addable things that we, furthermore, know how to multiply.

When we have addable things that we know how to multiply
together, in a suitable sense, the interaction between addition
and multiplication gives us more of what we're used to from arithmetic;
and an ordering on values refines what that gives
us to make it look even more familiar. Such an ordering can enable us to define
a notion of nearness

for use in
describing convergence and continuity; when the
automorphisms of some addition, that commute with all others, include limits for
all suitably well-behaved sequences of
values, derivatives become a powerful analytic
tool.

Arithmetic is one of the three pillars of basic education,
along with reading and writing. Because these two at least *sound* as if
they start with the letter R, and **ar**ithmetic begins with the
sound of that letter's name (or, equivalently, because some folk drop the
initial vowel when pronouncing it, as 'rithmetic, which really does start with
an R), the three are collectively known (slighly jokingly) as the three
Rs

. One could make this name slightly closer to accurate by referring to
arithmetic as reckoning

, which has become a somewhat more generic term
(in ways compatible with it being viewed as a pillar of education) but has its
roots in germanic/nordic words: the Norwegian regning

is a
modern cognate of reckoning, meaning arithmetic (or the bill – in a
restaurant, when it's time to pay and go, one asks
for regningen

). To complete the fussy triad, one could
use record

in place of write (generalising in a manner well-suited to
modern multi-media authorship) and get an actual three Rs

: Reading,
Recording and Reckoning – all useful skills.

Any context may define addition and/or multiplications as
(usually flat) combiners
on values in some way suitable to its purposes. When both are defined,
multiplication shall typically distribute over addition, v.(a +b) = (v.a)
+(v.b), and multiplicative operators bind more tightly than

additive
ones, so this last may be written v.a +v.b without the parentheses. Addition is
almost always commutative and cancellable; multiplication may (when we leave
zero aside) be both but some contexts make do without either or both of these
properties.

In any context where addition is defined, its bulk action is called sum; applying it to the list ({v}: |n), whose n entries are all one value v, gives us v.n = sum({v}: |n), the result of scaling v by n. In any context where a multiplication is defined, its bulk action is called product and applying it to a list with one entry repeated gives rise to the power function and thus to polynomials.

Neither addition nor multiplication
necessarily has completions for all
pairs of values.
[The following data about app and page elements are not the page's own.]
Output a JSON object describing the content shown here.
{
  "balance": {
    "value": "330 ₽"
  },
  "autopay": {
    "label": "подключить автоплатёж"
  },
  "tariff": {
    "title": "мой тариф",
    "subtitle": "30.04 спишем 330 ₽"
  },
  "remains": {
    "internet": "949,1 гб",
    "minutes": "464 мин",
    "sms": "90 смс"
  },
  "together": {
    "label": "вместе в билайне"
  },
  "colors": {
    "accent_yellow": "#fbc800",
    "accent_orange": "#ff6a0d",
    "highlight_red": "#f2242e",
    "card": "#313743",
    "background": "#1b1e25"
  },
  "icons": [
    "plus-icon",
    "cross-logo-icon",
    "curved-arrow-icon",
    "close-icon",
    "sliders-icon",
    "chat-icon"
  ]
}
The completions of addition
are known as differences and described as subtracting one value from another; a
−b is a value r for which r +b = a, when such a value exists. Since
multiplication need not be abelian, it may need to distinguish completions on
its two sides, so I define ratios in two forms: b under a

, b\a,
right-completes a←b, so b.(b\a) = a, while a over b

, a/b,
left-completes the same pair, so (a/b).b = a.

When we have well-behaved arithmetic along these
lines, it becomes interesting to consider other things that we can scale

by the numbers

of our arithmetic; when we do so, those numbers get to be
described as scalars

and they may be used to scale diverse things,
usually of kinds on which we also have some form of
addition. Linear algebra is the study of what happens
when we use well-behaved basic arithmetic to scale more interesting things that
we know how to add, with a particular focus on the mappings, between those
interesting things and from them to the relatively mundane scalars, that respect
addition and scaling.